Mogoşoaia Palace

Mogoşoaia Palace is situated about 10 kilometres from Bucharest. It was built between 1698-1702 by ruler prince Constantin Brâncoveanu in what is called the Romanian Renaissance style or Brâncovenesc style, a combination of Romanian elements with some Byzantine, Venetian and Ottoman influences. The palace bears the name of the widow of the Romanian boyar Mogoş, who owned the land it was built on. The Palace was to a large extent rebuilt in the 1920s by Marthe Bibesco.


The story of this palace begins in 1702, when the first structure was built on the shore of the Mogoşoaia Lake, and according to the documents we now have, this first building was very different from today's palace. In the beginning, the vast court of the palace was filled with servant's quarters, the kitchen, the icehouse, while the apartaments were to be found upstairs. In those times, the palace often hosted big parties and dances, and therefore was very popular.
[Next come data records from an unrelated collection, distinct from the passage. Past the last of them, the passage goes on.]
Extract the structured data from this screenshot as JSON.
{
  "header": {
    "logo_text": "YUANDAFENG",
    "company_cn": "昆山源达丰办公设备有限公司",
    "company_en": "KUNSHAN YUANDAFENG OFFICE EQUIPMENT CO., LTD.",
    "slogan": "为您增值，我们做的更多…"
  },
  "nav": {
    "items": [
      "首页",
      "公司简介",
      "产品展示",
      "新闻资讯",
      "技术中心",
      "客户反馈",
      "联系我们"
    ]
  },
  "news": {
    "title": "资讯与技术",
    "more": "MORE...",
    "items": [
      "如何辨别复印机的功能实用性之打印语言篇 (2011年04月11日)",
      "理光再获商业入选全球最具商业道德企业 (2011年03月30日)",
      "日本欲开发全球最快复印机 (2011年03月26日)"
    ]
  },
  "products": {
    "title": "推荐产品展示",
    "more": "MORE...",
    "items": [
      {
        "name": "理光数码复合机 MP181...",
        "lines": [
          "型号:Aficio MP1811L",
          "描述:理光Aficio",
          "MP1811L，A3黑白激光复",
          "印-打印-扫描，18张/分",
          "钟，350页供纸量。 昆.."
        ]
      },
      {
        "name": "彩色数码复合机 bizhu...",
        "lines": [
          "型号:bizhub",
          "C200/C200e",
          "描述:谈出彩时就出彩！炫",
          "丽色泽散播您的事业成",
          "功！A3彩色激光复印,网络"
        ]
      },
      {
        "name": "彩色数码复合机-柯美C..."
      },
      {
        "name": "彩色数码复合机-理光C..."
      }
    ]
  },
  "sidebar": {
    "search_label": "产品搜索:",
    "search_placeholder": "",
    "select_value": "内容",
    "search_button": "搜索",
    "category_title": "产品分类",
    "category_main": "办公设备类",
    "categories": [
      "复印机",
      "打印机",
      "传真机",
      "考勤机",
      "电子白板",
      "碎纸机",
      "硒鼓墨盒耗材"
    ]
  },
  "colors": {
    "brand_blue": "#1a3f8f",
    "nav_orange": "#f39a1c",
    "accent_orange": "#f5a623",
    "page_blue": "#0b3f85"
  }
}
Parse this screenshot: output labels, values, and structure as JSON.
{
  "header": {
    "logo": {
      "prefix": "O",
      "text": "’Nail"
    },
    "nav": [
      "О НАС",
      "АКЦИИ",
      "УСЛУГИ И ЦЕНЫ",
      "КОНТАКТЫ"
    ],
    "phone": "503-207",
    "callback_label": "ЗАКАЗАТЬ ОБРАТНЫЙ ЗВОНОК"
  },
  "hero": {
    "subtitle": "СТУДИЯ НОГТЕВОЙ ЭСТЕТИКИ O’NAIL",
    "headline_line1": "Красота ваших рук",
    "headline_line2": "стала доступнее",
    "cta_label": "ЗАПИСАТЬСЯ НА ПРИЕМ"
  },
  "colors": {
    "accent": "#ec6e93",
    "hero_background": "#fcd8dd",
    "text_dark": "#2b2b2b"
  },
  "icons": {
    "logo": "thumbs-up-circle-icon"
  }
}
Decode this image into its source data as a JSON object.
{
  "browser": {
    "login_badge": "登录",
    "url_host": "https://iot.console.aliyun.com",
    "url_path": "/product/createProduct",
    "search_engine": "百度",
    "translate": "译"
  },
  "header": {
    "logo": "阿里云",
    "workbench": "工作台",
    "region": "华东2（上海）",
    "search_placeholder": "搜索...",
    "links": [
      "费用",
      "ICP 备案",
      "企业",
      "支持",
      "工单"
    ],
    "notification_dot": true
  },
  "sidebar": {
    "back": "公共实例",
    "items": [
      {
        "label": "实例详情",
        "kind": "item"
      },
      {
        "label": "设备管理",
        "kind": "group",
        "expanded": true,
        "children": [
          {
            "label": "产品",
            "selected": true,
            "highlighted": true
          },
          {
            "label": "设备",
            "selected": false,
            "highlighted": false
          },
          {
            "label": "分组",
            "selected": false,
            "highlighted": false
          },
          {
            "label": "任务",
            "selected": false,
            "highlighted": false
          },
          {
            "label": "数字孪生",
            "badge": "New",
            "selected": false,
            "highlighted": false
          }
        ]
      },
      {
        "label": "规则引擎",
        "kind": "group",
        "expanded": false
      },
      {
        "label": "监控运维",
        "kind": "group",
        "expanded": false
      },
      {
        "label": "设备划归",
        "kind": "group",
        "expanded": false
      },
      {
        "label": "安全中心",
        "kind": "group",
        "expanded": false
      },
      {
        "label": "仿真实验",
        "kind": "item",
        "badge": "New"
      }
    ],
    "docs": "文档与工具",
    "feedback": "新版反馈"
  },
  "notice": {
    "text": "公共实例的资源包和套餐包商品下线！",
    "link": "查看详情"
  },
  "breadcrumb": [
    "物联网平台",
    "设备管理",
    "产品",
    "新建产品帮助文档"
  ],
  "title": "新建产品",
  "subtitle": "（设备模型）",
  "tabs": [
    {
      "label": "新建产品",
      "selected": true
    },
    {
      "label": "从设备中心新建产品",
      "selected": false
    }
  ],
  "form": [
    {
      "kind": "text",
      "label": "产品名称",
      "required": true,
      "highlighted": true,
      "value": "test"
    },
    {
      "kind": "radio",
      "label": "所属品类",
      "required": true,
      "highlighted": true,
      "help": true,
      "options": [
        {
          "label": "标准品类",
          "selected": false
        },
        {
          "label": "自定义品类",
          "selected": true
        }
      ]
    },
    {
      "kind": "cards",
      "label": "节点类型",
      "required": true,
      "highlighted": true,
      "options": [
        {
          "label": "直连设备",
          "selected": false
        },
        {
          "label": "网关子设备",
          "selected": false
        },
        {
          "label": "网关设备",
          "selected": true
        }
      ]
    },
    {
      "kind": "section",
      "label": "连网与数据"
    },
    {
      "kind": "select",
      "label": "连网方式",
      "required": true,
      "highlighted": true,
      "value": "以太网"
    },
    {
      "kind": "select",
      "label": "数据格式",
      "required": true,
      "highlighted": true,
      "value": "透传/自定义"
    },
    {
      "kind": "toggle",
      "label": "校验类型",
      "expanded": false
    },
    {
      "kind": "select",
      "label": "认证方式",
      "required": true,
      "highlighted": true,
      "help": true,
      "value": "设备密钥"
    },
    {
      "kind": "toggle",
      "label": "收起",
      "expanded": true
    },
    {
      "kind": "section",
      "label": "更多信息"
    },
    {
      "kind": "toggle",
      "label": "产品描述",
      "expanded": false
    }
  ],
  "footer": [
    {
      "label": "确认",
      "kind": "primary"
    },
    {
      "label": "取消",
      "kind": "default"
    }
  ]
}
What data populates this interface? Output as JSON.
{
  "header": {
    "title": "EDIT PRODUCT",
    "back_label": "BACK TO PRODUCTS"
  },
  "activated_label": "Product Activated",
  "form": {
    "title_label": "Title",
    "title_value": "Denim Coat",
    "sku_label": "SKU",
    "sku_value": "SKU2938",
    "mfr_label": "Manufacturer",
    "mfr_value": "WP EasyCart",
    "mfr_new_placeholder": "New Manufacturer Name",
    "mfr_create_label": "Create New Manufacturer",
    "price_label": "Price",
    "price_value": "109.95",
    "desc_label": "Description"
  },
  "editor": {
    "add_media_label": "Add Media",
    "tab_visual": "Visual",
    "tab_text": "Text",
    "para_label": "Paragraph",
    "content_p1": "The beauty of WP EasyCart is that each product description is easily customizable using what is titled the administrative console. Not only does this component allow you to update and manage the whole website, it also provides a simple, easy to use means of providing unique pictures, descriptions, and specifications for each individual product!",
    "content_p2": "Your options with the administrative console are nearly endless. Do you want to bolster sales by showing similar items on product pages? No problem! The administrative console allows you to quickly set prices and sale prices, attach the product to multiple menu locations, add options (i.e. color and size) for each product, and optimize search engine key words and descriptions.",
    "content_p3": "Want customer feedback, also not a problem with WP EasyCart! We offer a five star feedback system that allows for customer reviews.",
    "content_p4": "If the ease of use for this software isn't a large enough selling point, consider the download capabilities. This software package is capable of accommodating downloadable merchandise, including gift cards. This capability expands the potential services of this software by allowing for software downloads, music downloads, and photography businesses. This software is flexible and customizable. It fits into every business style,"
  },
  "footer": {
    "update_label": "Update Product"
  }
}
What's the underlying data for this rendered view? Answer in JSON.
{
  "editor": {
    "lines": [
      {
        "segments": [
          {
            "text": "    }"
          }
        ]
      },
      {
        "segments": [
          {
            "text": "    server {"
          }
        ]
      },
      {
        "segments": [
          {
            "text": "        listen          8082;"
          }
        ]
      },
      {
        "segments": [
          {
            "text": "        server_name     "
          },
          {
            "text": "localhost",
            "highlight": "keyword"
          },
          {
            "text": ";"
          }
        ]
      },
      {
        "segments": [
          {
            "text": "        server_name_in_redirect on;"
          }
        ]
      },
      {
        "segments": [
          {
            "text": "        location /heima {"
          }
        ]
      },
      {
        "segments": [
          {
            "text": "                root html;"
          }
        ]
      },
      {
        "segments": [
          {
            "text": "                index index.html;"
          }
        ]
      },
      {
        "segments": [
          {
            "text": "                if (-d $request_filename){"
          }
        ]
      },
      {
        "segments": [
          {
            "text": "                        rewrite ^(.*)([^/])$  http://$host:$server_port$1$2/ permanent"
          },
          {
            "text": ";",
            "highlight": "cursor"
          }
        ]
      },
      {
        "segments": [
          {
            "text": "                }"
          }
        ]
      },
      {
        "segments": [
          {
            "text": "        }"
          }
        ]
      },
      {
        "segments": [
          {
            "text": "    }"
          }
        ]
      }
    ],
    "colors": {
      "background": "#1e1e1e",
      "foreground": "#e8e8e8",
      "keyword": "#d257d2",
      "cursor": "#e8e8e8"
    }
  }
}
This blissful times came to an end after the beheading of Constantin Brâncoveanu, when the palace became for a while a Turkish inn. Soon after, it's structure will be severely damaged by the Ottoman raids, in the 18th century.


Some years later, all of the estate was bought by the Bibescu family, descendants of the Brâncoveanu family, and under their rule it prospered. The new owners took great care in restoring and extending the Mogoşoaia Palace, working together with French and German masters. In a short time the domain was enriched with the so-called Elchingen Villa, built by prince Nicolae Bibescu for his wife, Helene Ney d'Elchingen. At the beginning of the 20th century prince George Valentin Bibescu gave the palace to his wife, the poet and writer Martha Bibescu, but unfortunatelly by then the palace was ruined and abandoned. Deciding to once again bring it to it's full glory, Martha Bibescu hired the chief architect of Venice, Domenico Rupolo, to turn the palace into the house of her dreams. After completing the work, the Mogoşoaia Palace was the new meeting place for intelectuals, writers, artists of the interwar period.


In 1945, shortly before the change of political regime, Martha Bibescu donated the estate to the Romanian state, to be included on the list of historical monuments. In the '50s it was used to host the Medieval section of the Art Museum (some of the works are still exhibited inside), and the Elchingen Villa was used as House of Creation for the Romanian authors. Nowadays, the Mogosoaia Palace hosts the Museum of Brâcoveanu Art and Architecture, and at the basement there is a lapidarium, a collection of objects and artefacts.


Not only is this palace a beautiful architectural and artistic achievement, but the huge park which surrounds it is just as good. Situated near the Mogoşoaia Lake, it is aranged in the Italian way, with a loggia, columns, even a small labyrinth made out of living hedge. At a short distance one can find the chapel/ funeral vault of the Bibescu family, where all the members of this distinguished family sleep their eternity.